[GIVEN DATA Boundary: Start]

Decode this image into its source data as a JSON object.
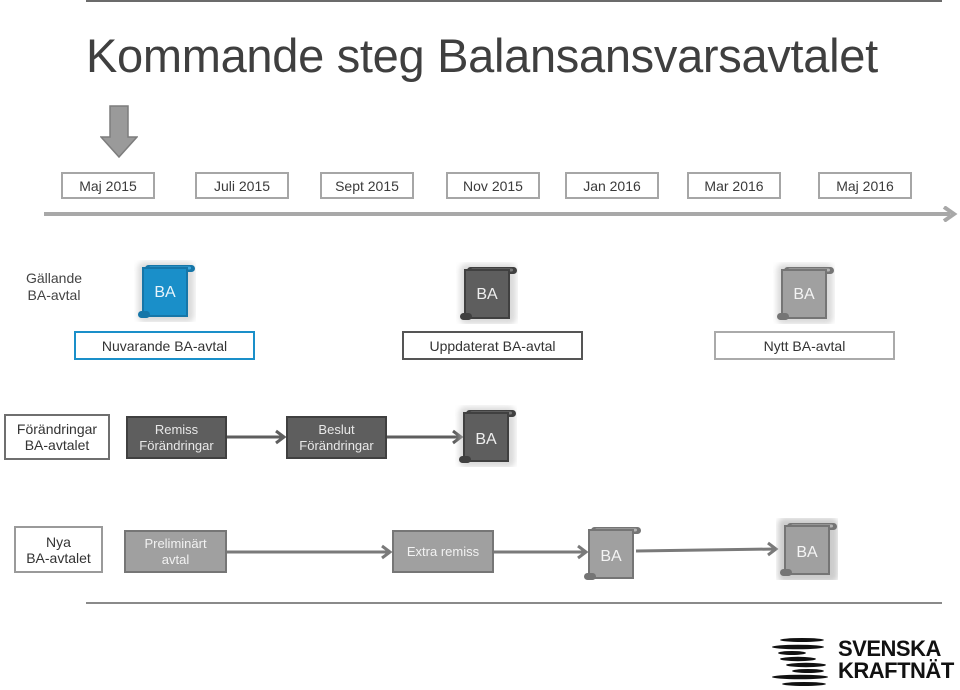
{
  "title": "Kommande steg Balansansvarsavtalet",
  "current_marker": "down-arrow",
  "timeline": {
    "dates": [
      "Maj 2015",
      "Juli 2015",
      "Sept 2015",
      "Nov 2015",
      "Jan 2016",
      "Mar 2016",
      "Maj 2016"
    ]
  },
  "row_current": {
    "label_line1": "Gällande",
    "label_line2": "BA-avtal",
    "stages": [
      {
        "doc": "BA",
        "caption": "Nuvarande BA-avtal",
        "color": "#1a8fc9"
      },
      {
        "doc": "BA",
        "caption": "Uppdaterat BA-avtal",
        "color": "#5e5e5e"
      },
      {
        "doc": "BA",
        "caption": "Nytt BA-avtal",
        "color": "#a0a0a0"
      }
    ]
  },
  "row_changes": {
    "label_line1": "Förändringar",
    "label_line2": "BA-avtalet",
    "steps": [
      {
        "line1": "Remiss",
        "line2": "Förändringar"
      },
      {
        "line1": "Beslut",
        "line2": "Förändringar"
      }
    ],
    "doc": "BA"
  },
  "row_new": {
    "label_line1": "Nya",
    "label_line2": "BA-avtalet",
    "steps": [
      {
        "line1": "Preliminärt",
        "line2": "avtal"
      },
      {
        "line1": "Extra remiss"
      }
    ],
    "docs": [
      "BA",
      "BA"
    ]
  },
  "logo": {
    "line1": "SVENSKA",
    "line2": "KRAFTNÄT"
  },
  "colors": {
    "accent_blue": "#1a8fc9",
    "dark_gray": "#5e5e5e",
    "mid_gray": "#a0a0a0"
  }
}
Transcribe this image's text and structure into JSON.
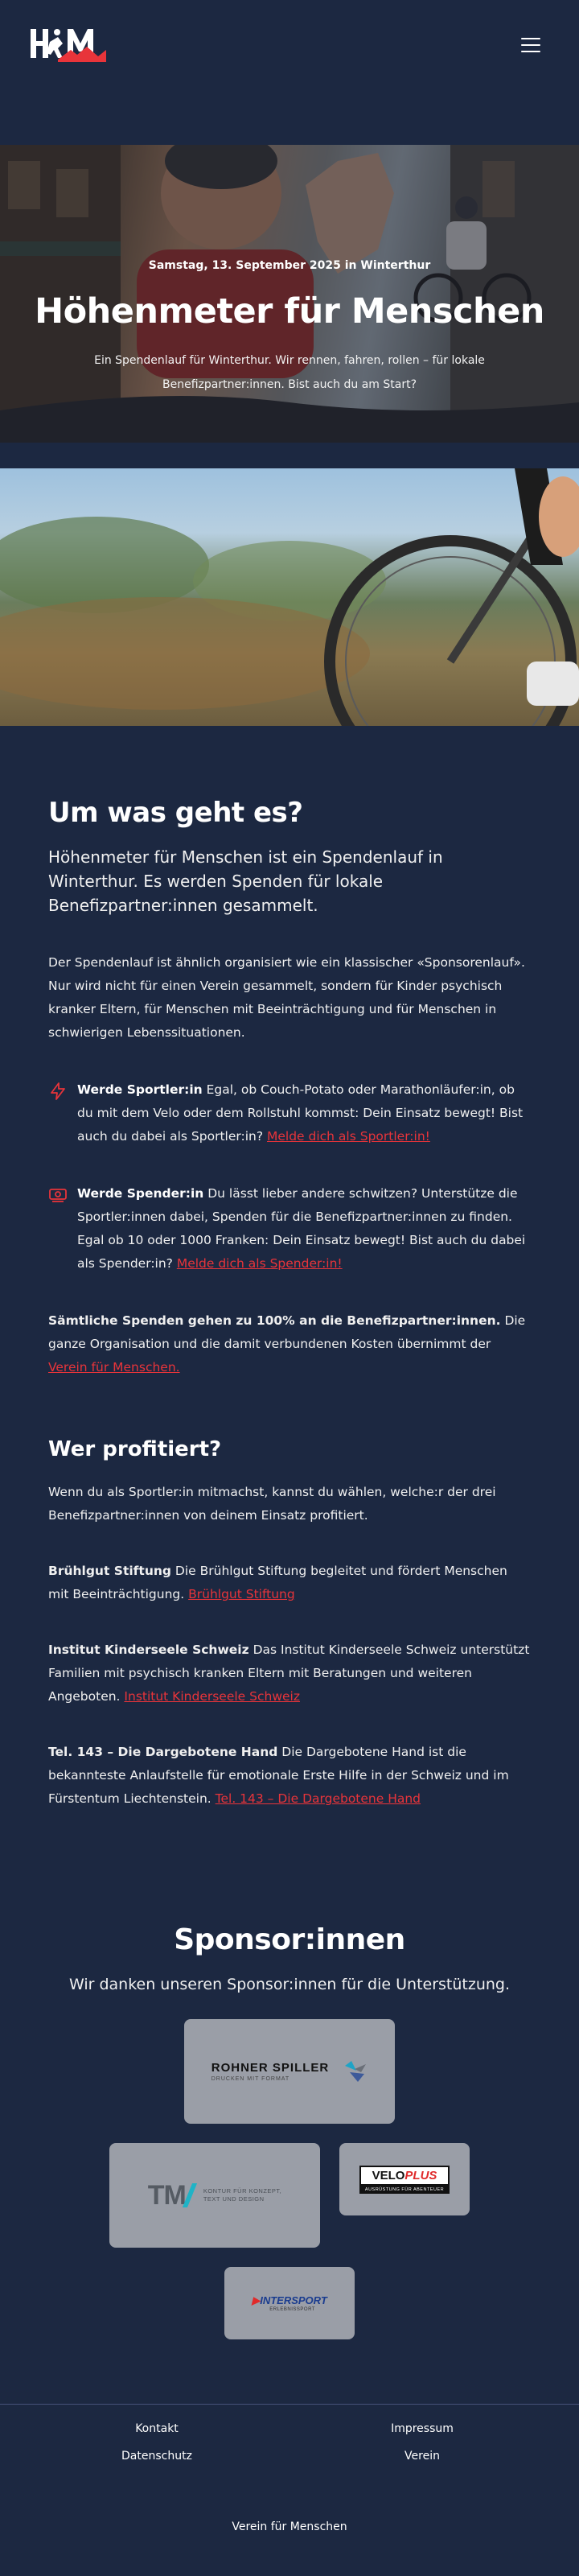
{
  "colors": {
    "background": "#1c2841",
    "accent": "#e8343a",
    "sponsor_card": "#9a9ea7"
  },
  "header": {
    "logo_alt": "HfM",
    "menu_icon": "hamburger-icon"
  },
  "hero": {
    "date": "Samstag, 13. September 2025 in Winterthur",
    "title": "Höhenmeter für Menschen",
    "lead": "Ein Spendenlauf für Winterthur. Wir rennen, fahren, rollen – für lokale Benefizpartner:innen. Bist auch du am Start?"
  },
  "about": {
    "heading": "Um was geht es?",
    "intro": "Höhenmeter für Menschen ist ein Spendenlauf in Winterthur. Es werden Spenden für lokale Benefizpartner:innen gesammelt.",
    "text": "Der Spendenlauf ist ähnlich organisiert wie ein klassischer «Sponsorenlauf». Nur wird nicht für einen Verein gesammelt, sondern für Kinder psychisch kranker Eltern, für Menschen mit Beeinträchtigung und für Menschen in schwierigen Lebenssituationen.",
    "features": [
      {
        "icon": "lightning-icon",
        "title": "Werde Sportler:in",
        "text": " Egal, ob Couch-Potato oder Marathonläufer:in, ob du mit dem Velo oder dem Rollstuhl kommst: Dein Einsatz bewegt! Bist auch du dabei als Sportler:in? ",
        "link": "Melde dich als Sportler:in!"
      },
      {
        "icon": "money-icon",
        "title": "Werde Spender:in",
        "text": " Du lässt lieber andere schwitzen? Unterstütze die Sportler:innen dabei, Spenden für die Benefizpartner:innen zu finden. Egal ob 10 oder 1000 Franken: Dein Einsatz bewegt! Bist auch du dabei als Spender:in? ",
        "link": "Melde dich als Spender:in!"
      }
    ],
    "donations_bold": "Sämtliche Spenden gehen zu 100% an die Benefizpartner:innen.",
    "donations_text": " Die ganze Organisation und die damit verbundenen Kosten übernimmt der ",
    "donations_link": "Verein für Menschen."
  },
  "beneficiaries": {
    "heading": "Wer profitiert?",
    "intro": "Wenn du als Sportler:in mitmachst, kannst du wählen, welche:r der drei Benefizpartner:innen von deinem Einsatz profitiert.",
    "items": [
      {
        "name": "Brühlgut Stiftung",
        "text": " Die Brühlgut Stiftung begleitet und fördert Menschen mit Beeinträchtigung. ",
        "link": "Brühlgut Stiftung"
      },
      {
        "name": "Institut Kinderseele Schweiz",
        "text": " Das Institut Kinderseele Schweiz unterstützt Familien mit psychisch kranken Eltern mit Beratungen und weiteren Angeboten. ",
        "link": "Institut Kinderseele Schweiz"
      },
      {
        "name": "Tel. 143 – Die Dargebotene Hand",
        "text": " Die Dargebotene Hand ist die bekannteste Anlaufstelle für emotionale Erste Hilfe in der Schweiz und im Fürstentum Liechtenstein. ",
        "link": "Tel. 143 – Die Dargebotene Hand"
      }
    ]
  },
  "sponsors": {
    "heading": "Sponsor:innen",
    "subtitle": "Wir danken unseren Sponsor:innen für die Unterstützung.",
    "rohner": {
      "name": "ROHNER SPILLER",
      "tagline": "DRUCKEN MIT FORMAT"
    },
    "tm": {
      "mark": "TM",
      "line1": "KONTUR FÜR KONZEPT,",
      "line2": "TEXT UND DESIGN"
    },
    "velo": {
      "part1": "VELO",
      "part2": "PLUS",
      "tagline": "AUSRÜSTUNG FÜR ABENTEUER"
    },
    "intersport": {
      "mark": "▶",
      "name": "INTERSPORT",
      "sub": "ERLEBNISSPORT"
    }
  },
  "footer": {
    "links": [
      "Kontakt",
      "Impressum",
      "Datenschutz",
      "Verein"
    ],
    "copyright": "Verein für Menschen"
  }
}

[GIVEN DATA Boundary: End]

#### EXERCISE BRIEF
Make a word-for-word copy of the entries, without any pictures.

#### RESPONSE
Decode this image into its source data as a JSON object.
{
  "title": "Kommande steg Balansansvarsavtalet",
  "current_marker": "down-arrow",
  "timeline": {
    "dates": [
      "Maj 2015",
      "Juli 2015",
      "Sept 2015",
      "Nov 2015",
      "Jan 2016",
      "Mar 2016",
      "Maj 2016"
    ]
  },
  "row_current": {
    "label_line1": "Gällande",
    "label_line2": "BA-avtal",
    "stages": [
      {
        "doc": "BA",
        "caption": "Nuvarande BA-avtal",
        "color": "#1a8fc9"
      },
      {
        "doc": "BA",
        "caption": "Uppdaterat BA-avtal",
        "color": "#5e5e5e"
      },
      {
        "doc": "BA",
        "caption": "Nytt BA-avtal",
        "color": "#a0a0a0"
      }
    ]
  },
  "row_changes": {
    "label_line1": "Förändringar",
    "label_line2": "BA-avtalet",
    "steps": [
      {
        "line1": "Remiss",
        "line2": "Förändringar"
      },
      {
        "line1": "Beslut",
        "line2": "Förändringar"
      }
    ],
    "doc": "BA"
  },
  "row_new": {
    "label_line1": "Nya",
    "label_line2": "BA-avtalet",
    "steps": [
      {
        "line1": "Preliminärt",
        "line2": "avtal"
      },
      {
        "line1": "Extra remiss"
      }
    ],
    "docs": [
      "BA",
      "BA"
    ]
  },
  "logo": {
    "line1": "SVENSKA",
    "line2": "KRAFTNÄT"
  },
  "colors": {
    "accent_blue": "#1a8fc9",
    "dark_gray": "#5e5e5e",
    "mid_gray": "#a0a0a0"
  }
}
Transcribe this image's text and structure into JSON.
{
  "colors": {
    "background": "#1c2841",
    "accent": "#e8343a",
    "sponsor_card": "#9a9ea7"
  },
  "header": {
    "logo_alt": "HfM",
    "menu_icon": "hamburger-icon"
  },
  "hero": {
    "date": "Samstag, 13. September 2025 in Winterthur",
    "title": "Höhenmeter für Menschen",
    "lead": "Ein Spendenlauf für Winterthur. Wir rennen, fahren, rollen – für lokale Benefizpartner:innen. Bist auch du am Start?"
  },
  "about": {
    "heading": "Um was geht es?",
    "intro": "Höhenmeter für Menschen ist ein Spendenlauf in Winterthur. Es werden Spenden für lokale Benefizpartner:innen gesammelt.",
    "text": "Der Spendenlauf ist ähnlich organisiert wie ein klassischer «Sponsorenlauf». Nur wird nicht für einen Verein gesammelt, sondern für Kinder psychisch kranker Eltern, für Menschen mit Beeinträchtigung und für Menschen in schwierigen Lebenssituationen.",
    "features": [
      {
        "icon": "lightning-icon",
        "title": "Werde Sportler:in",
        "text": " Egal, ob Couch-Potato oder Marathonläufer:in, ob du mit dem Velo oder dem Rollstuhl kommst: Dein Einsatz bewegt! Bist auch du dabei als Sportler:in? ",
        "link": "Melde dich als Sportler:in!"
      },
      {
        "icon": "money-icon",
        "title": "Werde Spender:in",
        "text": " Du lässt lieber andere schwitzen? Unterstütze die Sportler:innen dabei, Spenden für die Benefizpartner:innen zu finden. Egal ob 10 oder 1000 Franken: Dein Einsatz bewegt! Bist auch du dabei als Spender:in? ",
        "link": "Melde dich als Spender:in!"
      }
    ],
    "donations_bold": "Sämtliche Spenden gehen zu 100% an die Benefizpartner:innen.",
    "donations_text": " Die ganze Organisation und die damit verbundenen Kosten übernimmt der ",
    "donations_link": "Verein für Menschen."
  },
  "beneficiaries": {
    "heading": "Wer profitiert?",
    "intro": "Wenn du als Sportler:in mitmachst, kannst du wählen, welche:r der drei Benefizpartner:innen von deinem Einsatz profitiert.",
    "items": [
      {
        "name": "Brühlgut Stiftung",
        "text": " Die Brühlgut Stiftung begleitet und fördert Menschen mit Beeinträchtigung. ",
        "link": "Brühlgut Stiftung"
      },
      {
        "name": "Institut Kinderseele Schweiz",
        "text": " Das Institut Kinderseele Schweiz unterstützt Familien mit psychisch kranken Eltern mit Beratungen und weiteren Angeboten. ",
        "link": "Institut Kinderseele Schweiz"
      },
      {
        "name": "Tel. 143 – Die Dargebotene Hand",
        "text": " Die Dargebotene Hand ist die bekannteste Anlaufstelle für emotionale Erste Hilfe in der Schweiz und im Fürstentum Liechtenstein. ",
        "link": "Tel. 143 – Die Dargebotene Hand"
      }
    ]
  },
  "sponsors": {
    "heading": "Sponsor:innen",
    "subtitle": "Wir danken unseren Sponsor:innen für die Unterstützung.",
    "rohner": {
      "name": "ROHNER SPILLER",
      "tagline": "DRUCKEN MIT FORMAT"
    },
    "tm": {
      "mark": "TM",
      "line1": "KONTUR FÜR KONZEPT,",
      "line2": "TEXT UND DESIGN"
    },
    "velo": {
      "part1": "VELO",
      "part2": "PLUS",
      "tagline": "AUSRÜSTUNG FÜR ABENTEUER"
    },
    "intersport": {
      "mark": "▶",
      "name": "INTERSPORT",
      "sub": "ERLEBNISSPORT"
    }
  },
  "footer": {
    "links": [
      "Kontakt",
      "Impressum",
      "Datenschutz",
      "Verein"
    ],
    "copyright": "Verein für Menschen"
  }
}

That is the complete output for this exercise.